═════ Data for this task

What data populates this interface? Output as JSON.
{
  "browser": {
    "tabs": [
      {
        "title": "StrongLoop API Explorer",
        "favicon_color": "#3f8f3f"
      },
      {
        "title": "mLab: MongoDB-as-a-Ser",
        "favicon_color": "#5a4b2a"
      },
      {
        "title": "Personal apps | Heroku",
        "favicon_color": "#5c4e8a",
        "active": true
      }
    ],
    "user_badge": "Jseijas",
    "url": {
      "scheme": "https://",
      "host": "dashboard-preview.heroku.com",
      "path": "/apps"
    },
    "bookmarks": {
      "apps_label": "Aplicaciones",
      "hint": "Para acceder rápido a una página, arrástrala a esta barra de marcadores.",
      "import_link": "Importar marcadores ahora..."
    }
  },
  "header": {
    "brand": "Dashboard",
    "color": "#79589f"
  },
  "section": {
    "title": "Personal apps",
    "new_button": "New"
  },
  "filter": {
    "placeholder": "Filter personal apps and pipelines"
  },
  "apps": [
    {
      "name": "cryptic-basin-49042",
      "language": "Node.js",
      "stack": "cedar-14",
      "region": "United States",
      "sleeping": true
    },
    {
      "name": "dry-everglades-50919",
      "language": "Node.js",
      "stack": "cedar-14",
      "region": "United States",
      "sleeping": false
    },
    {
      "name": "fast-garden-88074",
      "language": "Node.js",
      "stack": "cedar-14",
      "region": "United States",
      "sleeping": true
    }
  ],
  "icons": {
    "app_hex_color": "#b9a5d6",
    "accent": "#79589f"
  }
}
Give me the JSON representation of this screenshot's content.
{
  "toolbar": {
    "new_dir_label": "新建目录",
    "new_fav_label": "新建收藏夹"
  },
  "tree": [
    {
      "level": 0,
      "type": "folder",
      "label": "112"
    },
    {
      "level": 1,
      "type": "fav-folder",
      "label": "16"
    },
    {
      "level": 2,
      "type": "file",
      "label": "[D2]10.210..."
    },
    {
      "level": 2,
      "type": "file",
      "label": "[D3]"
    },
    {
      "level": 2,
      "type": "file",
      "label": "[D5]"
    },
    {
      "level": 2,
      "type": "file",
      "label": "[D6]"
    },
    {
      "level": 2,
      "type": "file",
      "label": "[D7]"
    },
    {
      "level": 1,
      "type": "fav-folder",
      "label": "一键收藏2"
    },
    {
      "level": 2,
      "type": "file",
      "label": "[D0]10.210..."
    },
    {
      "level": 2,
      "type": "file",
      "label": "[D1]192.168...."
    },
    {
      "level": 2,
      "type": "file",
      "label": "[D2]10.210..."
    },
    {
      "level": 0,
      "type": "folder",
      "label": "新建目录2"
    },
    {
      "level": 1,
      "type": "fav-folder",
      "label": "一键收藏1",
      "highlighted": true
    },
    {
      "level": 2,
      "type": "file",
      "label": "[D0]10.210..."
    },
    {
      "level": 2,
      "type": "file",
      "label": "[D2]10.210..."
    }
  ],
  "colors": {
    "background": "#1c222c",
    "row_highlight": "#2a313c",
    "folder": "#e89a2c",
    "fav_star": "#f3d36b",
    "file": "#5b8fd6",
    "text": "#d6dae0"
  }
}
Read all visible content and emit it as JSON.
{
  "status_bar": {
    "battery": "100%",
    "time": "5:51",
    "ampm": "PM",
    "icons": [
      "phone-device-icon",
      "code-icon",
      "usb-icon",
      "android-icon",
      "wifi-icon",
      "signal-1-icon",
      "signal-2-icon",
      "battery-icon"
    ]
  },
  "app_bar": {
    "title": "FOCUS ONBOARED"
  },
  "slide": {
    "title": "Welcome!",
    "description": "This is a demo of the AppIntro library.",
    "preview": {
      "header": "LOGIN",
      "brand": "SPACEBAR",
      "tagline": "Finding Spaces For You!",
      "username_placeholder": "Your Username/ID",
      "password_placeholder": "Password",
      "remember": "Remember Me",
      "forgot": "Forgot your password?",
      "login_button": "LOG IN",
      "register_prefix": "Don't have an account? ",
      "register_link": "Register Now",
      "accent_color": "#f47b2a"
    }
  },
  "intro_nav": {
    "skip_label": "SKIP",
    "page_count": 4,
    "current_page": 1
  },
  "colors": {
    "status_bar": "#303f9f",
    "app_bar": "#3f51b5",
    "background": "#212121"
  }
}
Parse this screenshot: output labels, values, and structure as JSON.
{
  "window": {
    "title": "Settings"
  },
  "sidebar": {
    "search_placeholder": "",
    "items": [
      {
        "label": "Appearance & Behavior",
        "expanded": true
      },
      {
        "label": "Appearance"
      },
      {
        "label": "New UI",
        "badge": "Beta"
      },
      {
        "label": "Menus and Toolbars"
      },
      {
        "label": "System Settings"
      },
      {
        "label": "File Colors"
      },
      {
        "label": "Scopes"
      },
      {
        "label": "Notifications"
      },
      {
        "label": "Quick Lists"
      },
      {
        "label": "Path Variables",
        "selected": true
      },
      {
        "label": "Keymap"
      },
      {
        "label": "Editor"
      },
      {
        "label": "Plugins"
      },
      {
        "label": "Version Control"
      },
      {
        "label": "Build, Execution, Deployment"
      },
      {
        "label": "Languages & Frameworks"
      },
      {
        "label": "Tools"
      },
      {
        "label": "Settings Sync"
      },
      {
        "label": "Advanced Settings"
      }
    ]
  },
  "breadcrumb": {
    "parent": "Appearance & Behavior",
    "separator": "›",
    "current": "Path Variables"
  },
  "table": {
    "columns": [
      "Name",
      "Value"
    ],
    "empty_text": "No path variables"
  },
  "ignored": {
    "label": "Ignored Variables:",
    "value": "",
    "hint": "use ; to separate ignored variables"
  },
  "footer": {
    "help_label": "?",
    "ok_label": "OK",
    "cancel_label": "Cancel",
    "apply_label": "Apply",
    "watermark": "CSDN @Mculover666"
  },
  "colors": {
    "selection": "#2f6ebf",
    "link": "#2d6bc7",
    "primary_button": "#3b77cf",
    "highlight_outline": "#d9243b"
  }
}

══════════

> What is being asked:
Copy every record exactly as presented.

> Response:
What data populates this interface? Output as JSON.
{
  "browser": {
    "tabs": [
      {
        "title": "StrongLoop API Explorer",
        "favicon_color": "#3f8f3f"
      },
      {
        "title": "mLab: MongoDB-as-a-Ser",
        "favicon_color": "#5a4b2a"
      },
      {
        "title": "Personal apps | Heroku",
        "favicon_color": "#5c4e8a",
        "active": true
      }
    ],
    "user_badge": "Jseijas",
    "url": {
      "scheme": "https://",
      "host": "dashboard-preview.heroku.com",
      "path": "/apps"
    },
    "bookmarks": {
      "apps_label": "Aplicaciones",
      "hint": "Para acceder rápido a una página, arrástrala a esta barra de marcadores.",
      "import_link": "Importar marcadores ahora..."
    }
  },
  "header": {
    "brand": "Dashboard",
    "color": "#79589f"
  },
  "section": {
    "title": "Personal apps",
    "new_button": "New"
  },
  "filter": {
    "placeholder": "Filter personal apps and pipelines"
  },
  "apps": [
    {
      "name": "cryptic-basin-49042",
      "language": "Node.js",
      "stack": "cedar-14",
      "region": "United States",
      "sleeping": true
    },
    {
      "name": "dry-everglades-50919",
      "language": "Node.js",
      "stack": "cedar-14",
      "region": "United States",
      "sleeping": false
    },
    {
      "name": "fast-garden-88074",
      "language": "Node.js",
      "stack": "cedar-14",
      "region": "United States",
      "sleeping": true
    }
  ],
  "icons": {
    "app_hex_color": "#b9a5d6",
    "accent": "#79589f"
  }
}
Give me the JSON representation of this screenshot's content.
{
  "toolbar": {
    "new_dir_label": "新建目录",
    "new_fav_label": "新建收藏夹"
  },
  "tree": [
    {
      "level": 0,
      "type": "folder",
      "label": "112"
    },
    {
      "level": 1,
      "type": "fav-folder",
      "label": "16"
    },
    {
      "level": 2,
      "type": "file",
      "label": "[D2]10.210..."
    },
    {
      "level": 2,
      "type": "file",
      "label": "[D3]"
    },
    {
      "level": 2,
      "type": "file",
      "label": "[D5]"
    },
    {
      "level": 2,
      "type": "file",
      "label": "[D6]"
    },
    {
      "level": 2,
      "type": "file",
      "label": "[D7]"
    },
    {
      "level": 1,
      "type": "fav-folder",
      "label": "一键收藏2"
    },
    {
      "level": 2,
      "type": "file",
      "label": "[D0]10.210..."
    },
    {
      "level": 2,
      "type": "file",
      "label": "[D1]192.168...."
    },
    {
      "level": 2,
      "type": "file",
      "label": "[D2]10.210..."
    },
    {
      "level": 0,
      "type": "folder",
      "label": "新建目录2"
    },
    {
      "level": 1,
      "type": "fav-folder",
      "label": "一键收藏1",
      "highlighted": true
    },
    {
      "level": 2,
      "type": "file",
      "label": "[D0]10.210..."
    },
    {
      "level": 2,
      "type": "file",
      "label": "[D2]10.210..."
    }
  ],
  "colors": {
    "background": "#1c222c",
    "row_highlight": "#2a313c",
    "folder": "#e89a2c",
    "fav_star": "#f3d36b",
    "file": "#5b8fd6",
    "text": "#d6dae0"
  }
}
Read all visible content and emit it as JSON.
{
  "status_bar": {
    "battery": "100%",
    "time": "5:51",
    "ampm": "PM",
    "icons": [
      "phone-device-icon",
      "code-icon",
      "usb-icon",
      "android-icon",
      "wifi-icon",
      "signal-1-icon",
      "signal-2-icon",
      "battery-icon"
    ]
  },
  "app_bar": {
    "title": "FOCUS ONBOARED"
  },
  "slide": {
    "title": "Welcome!",
    "description": "This is a demo of the AppIntro library.",
    "preview": {
      "header": "LOGIN",
      "brand": "SPACEBAR",
      "tagline": "Finding Spaces For You!",
      "username_placeholder": "Your Username/ID",
      "password_placeholder": "Password",
      "remember": "Remember Me",
      "forgot": "Forgot your password?",
      "login_button": "LOG IN",
      "register_prefix": "Don't have an account? ",
      "register_link": "Register Now",
      "accent_color": "#f47b2a"
    }
  },
  "intro_nav": {
    "skip_label": "SKIP",
    "page_count": 4,
    "current_page": 1
  },
  "colors": {
    "status_bar": "#303f9f",
    "app_bar": "#3f51b5",
    "background": "#212121"
  }
}
Parse this screenshot: output labels, values, and structure as JSON.
{
  "window": {
    "title": "Settings"
  },
  "sidebar": {
    "search_placeholder": "",
    "items": [
      {
        "label": "Appearance & Behavior",
        "expanded": true
      },
      {
        "label": "Appearance"
      },
      {
        "label": "New UI",
        "badge": "Beta"
      },
      {
        "label": "Menus and Toolbars"
      },
      {
        "label": "System Settings"
      },
      {
        "label": "File Colors"
      },
      {
        "label": "Scopes"
      },
      {
        "label": "Notifications"
      },
      {
        "label": "Quick Lists"
      },
      {
        "label": "Path Variables",
        "selected": true
      },
      {
        "label": "Keymap"
      },
      {
        "label": "Editor"
      },
      {
        "label": "Plugins"
      },
      {
        "label": "Version Control"
      },
      {
        "label": "Build, Execution, Deployment"
      },
      {
        "label": "Languages & Frameworks"
      },
      {
        "label": "Tools"
      },
      {
        "label": "Settings Sync"
      },
      {
        "label": "Advanced Settings"
      }
    ]
  },
  "breadcrumb": {
    "parent": "Appearance & Behavior",
    "separator": "›",
    "current": "Path Variables"
  },
  "table": {
    "columns": [
      "Name",
      "Value"
    ],
    "empty_text": "No path variables"
  },
  "ignored": {
    "label": "Ignored Variables:",
    "value": "",
    "hint": "use ; to separate ignored variables"
  },
  "footer": {
    "help_label": "?",
    "ok_label": "OK",
    "cancel_label": "Cancel",
    "apply_label": "Apply",
    "watermark": "CSDN @Mculover666"
  },
  "colors": {
    "selection": "#2f6ebf",
    "link": "#2d6bc7",
    "primary_button": "#3b77cf",
    "highlight_outline": "#d9243b"
  }
}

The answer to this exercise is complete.